If a line in the records below contains the word "Rajesh", return that line.

---- GIVEN DATA

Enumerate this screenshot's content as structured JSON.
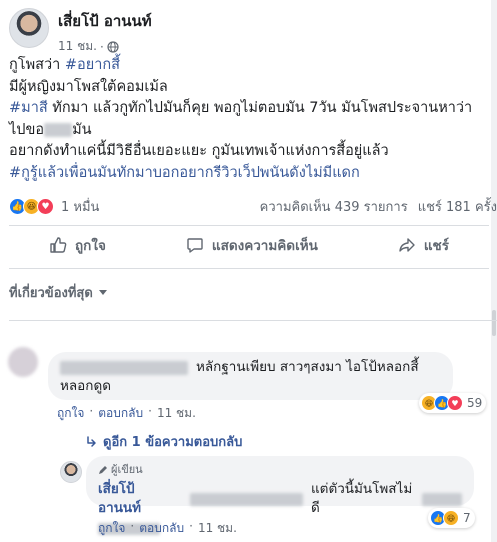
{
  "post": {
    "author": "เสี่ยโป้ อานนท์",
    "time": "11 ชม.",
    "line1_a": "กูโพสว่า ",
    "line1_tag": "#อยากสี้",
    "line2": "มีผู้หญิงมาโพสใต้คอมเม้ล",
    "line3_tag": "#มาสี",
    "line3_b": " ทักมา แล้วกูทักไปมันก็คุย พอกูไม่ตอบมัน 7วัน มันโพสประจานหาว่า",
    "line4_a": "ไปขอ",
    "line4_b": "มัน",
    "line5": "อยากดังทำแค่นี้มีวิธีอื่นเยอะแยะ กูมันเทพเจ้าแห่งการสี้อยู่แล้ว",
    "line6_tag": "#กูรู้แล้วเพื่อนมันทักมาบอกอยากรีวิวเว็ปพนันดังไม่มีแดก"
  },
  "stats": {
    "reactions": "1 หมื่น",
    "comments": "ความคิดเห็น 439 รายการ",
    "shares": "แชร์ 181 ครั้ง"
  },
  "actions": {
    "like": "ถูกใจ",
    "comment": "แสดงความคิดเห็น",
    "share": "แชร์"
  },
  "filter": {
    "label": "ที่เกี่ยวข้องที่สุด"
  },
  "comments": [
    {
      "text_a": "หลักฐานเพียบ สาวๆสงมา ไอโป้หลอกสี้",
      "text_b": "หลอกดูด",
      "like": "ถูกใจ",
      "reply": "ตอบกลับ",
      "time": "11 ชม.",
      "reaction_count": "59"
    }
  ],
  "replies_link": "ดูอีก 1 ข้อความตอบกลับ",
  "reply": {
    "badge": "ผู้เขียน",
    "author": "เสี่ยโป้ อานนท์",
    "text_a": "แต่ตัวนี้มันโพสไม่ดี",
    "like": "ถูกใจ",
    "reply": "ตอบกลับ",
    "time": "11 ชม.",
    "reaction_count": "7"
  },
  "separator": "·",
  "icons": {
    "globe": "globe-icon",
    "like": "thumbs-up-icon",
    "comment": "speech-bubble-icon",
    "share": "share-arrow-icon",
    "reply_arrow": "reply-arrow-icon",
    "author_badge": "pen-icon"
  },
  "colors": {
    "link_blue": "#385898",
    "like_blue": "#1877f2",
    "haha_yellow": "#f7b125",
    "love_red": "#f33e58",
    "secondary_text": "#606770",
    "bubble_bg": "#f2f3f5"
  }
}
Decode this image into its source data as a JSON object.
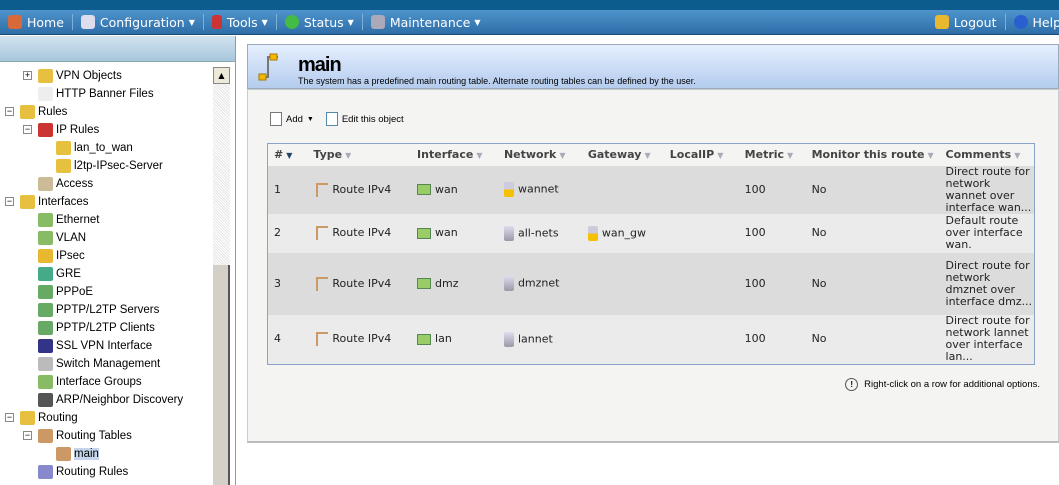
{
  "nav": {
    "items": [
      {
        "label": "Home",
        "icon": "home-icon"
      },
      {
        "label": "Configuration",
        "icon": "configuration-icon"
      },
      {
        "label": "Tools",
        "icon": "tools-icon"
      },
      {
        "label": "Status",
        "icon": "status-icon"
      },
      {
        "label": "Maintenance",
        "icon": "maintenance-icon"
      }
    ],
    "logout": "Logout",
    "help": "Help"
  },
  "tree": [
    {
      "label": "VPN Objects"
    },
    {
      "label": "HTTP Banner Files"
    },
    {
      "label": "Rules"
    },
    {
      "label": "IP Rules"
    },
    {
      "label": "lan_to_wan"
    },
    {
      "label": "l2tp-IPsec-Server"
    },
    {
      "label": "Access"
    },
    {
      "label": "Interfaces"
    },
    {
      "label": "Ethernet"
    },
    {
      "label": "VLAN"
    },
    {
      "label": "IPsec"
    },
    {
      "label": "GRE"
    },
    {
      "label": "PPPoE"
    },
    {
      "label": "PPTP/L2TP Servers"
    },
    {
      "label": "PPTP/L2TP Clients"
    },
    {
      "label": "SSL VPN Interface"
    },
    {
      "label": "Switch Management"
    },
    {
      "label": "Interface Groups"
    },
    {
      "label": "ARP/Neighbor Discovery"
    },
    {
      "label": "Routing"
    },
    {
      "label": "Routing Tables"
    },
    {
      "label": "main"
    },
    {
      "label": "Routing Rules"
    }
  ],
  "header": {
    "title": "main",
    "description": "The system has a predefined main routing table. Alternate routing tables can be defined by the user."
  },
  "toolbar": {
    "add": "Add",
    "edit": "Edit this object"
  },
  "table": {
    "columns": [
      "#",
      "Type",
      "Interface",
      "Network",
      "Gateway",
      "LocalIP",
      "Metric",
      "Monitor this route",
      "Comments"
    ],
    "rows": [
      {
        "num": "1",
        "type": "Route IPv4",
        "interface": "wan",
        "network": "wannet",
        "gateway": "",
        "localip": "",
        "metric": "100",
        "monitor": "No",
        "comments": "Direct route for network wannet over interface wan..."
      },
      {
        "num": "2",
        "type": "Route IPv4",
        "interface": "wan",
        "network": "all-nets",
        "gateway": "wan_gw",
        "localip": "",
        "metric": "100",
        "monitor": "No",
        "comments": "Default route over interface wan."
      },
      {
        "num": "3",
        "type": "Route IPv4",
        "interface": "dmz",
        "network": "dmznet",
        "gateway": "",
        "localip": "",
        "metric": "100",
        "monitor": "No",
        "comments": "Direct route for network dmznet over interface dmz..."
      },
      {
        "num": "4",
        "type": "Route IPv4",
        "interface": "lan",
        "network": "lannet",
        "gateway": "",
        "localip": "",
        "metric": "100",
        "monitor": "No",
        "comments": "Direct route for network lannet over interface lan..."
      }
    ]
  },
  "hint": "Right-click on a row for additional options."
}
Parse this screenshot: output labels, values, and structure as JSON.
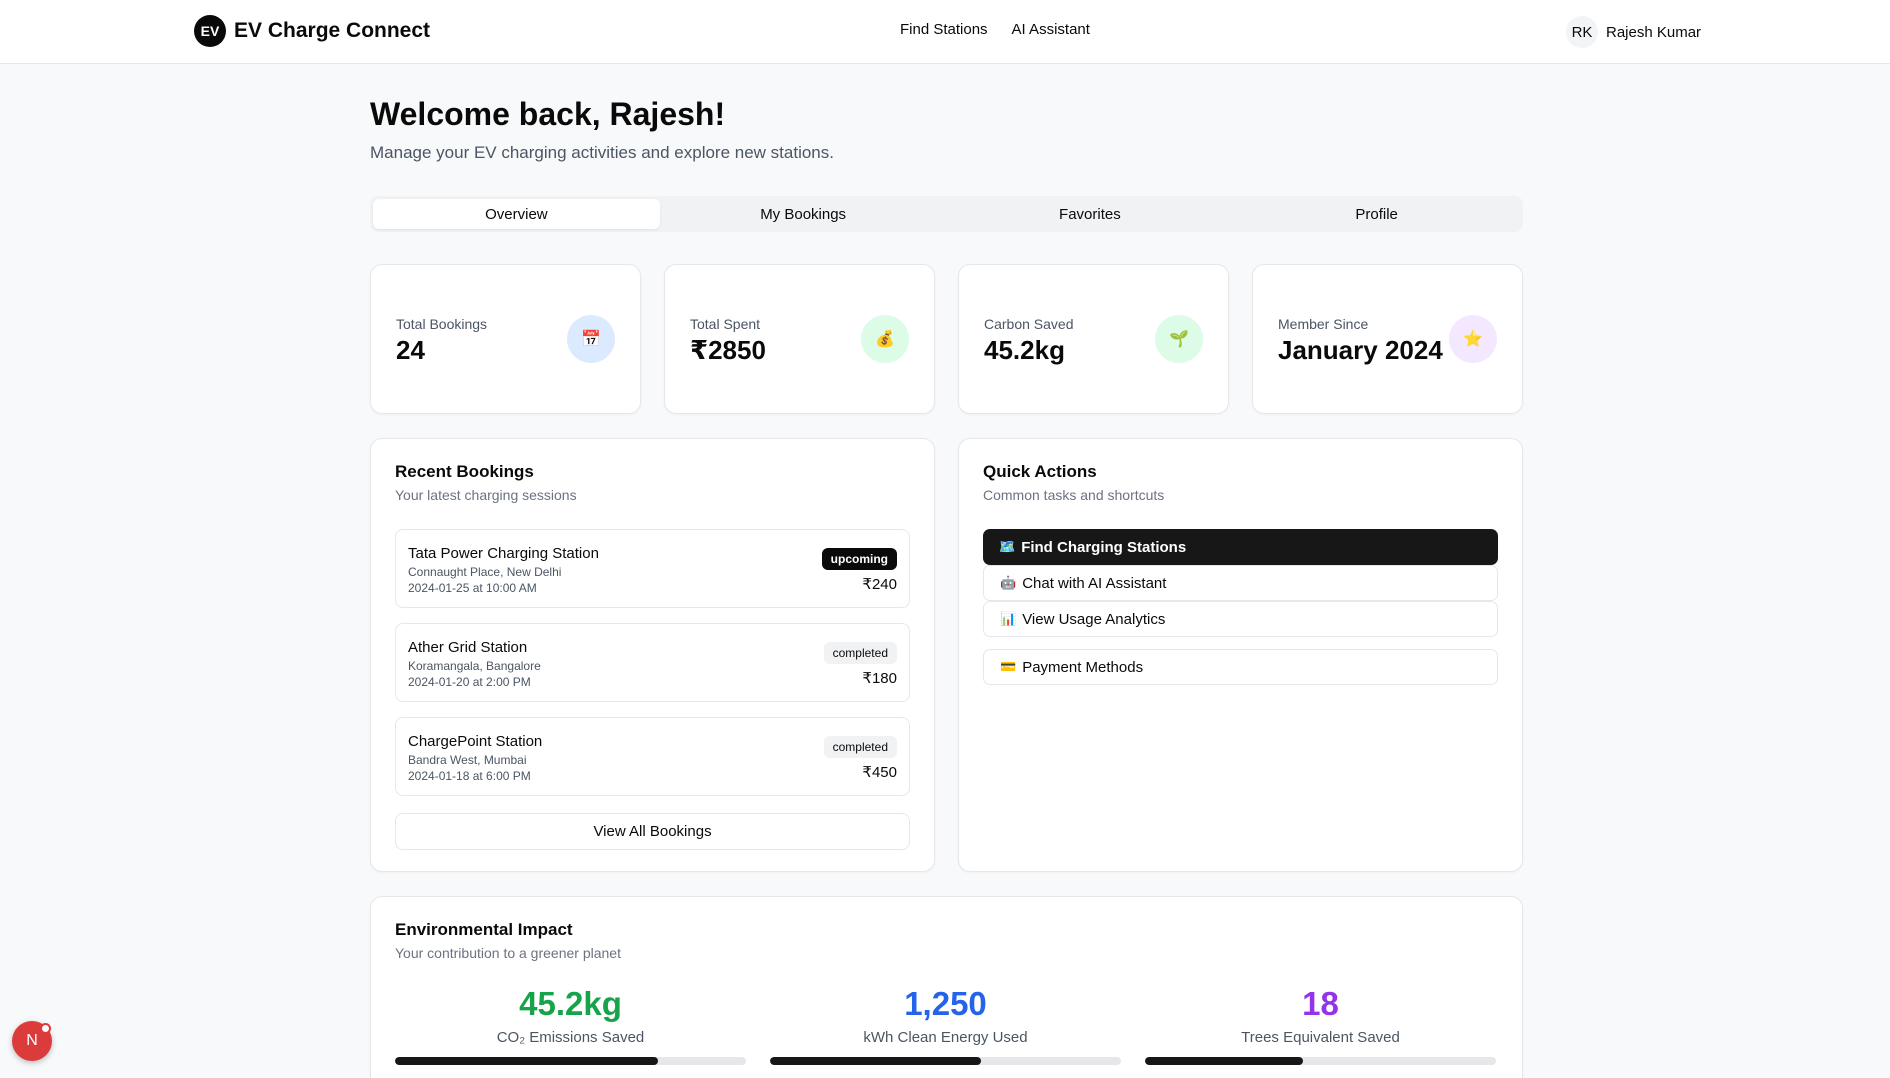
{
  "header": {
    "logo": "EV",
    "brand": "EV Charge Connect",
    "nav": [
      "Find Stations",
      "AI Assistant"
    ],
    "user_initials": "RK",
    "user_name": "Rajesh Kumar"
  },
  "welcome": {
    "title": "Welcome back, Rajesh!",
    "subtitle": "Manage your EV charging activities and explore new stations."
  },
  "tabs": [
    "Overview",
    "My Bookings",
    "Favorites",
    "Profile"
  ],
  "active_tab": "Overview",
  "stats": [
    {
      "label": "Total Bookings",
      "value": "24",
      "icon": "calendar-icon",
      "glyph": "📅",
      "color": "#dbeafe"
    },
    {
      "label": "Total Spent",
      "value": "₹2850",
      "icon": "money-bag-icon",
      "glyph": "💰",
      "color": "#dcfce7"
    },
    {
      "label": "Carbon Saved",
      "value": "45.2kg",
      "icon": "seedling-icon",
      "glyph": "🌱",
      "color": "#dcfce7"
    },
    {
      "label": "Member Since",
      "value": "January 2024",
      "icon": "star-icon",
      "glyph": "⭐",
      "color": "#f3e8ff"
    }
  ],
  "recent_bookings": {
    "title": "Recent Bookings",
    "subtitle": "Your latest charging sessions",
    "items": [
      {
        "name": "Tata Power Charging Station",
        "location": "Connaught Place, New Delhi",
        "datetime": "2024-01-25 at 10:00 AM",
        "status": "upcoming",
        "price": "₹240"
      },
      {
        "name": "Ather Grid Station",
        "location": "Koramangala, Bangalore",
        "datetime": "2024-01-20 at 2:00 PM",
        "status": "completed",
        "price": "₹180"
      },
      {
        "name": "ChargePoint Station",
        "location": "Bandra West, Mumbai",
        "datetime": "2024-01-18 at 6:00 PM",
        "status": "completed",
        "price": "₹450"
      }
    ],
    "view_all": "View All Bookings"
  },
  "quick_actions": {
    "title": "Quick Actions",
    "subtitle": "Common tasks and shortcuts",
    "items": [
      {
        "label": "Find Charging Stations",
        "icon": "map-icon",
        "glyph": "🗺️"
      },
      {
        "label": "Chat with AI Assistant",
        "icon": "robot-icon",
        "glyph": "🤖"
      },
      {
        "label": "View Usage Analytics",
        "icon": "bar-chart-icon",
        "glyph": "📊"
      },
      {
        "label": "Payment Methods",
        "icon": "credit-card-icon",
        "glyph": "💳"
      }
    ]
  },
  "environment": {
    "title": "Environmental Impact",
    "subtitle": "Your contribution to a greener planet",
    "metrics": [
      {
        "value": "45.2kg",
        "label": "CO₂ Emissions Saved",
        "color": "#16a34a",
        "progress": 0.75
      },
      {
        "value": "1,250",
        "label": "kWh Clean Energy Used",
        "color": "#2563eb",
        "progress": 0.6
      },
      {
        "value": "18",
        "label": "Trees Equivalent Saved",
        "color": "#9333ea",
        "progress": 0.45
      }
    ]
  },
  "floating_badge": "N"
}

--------

**WRITTEN RESPONSE:**
    "user_name": "Rajesh Kumar"
    "title": "Welcome back, Rajesh!",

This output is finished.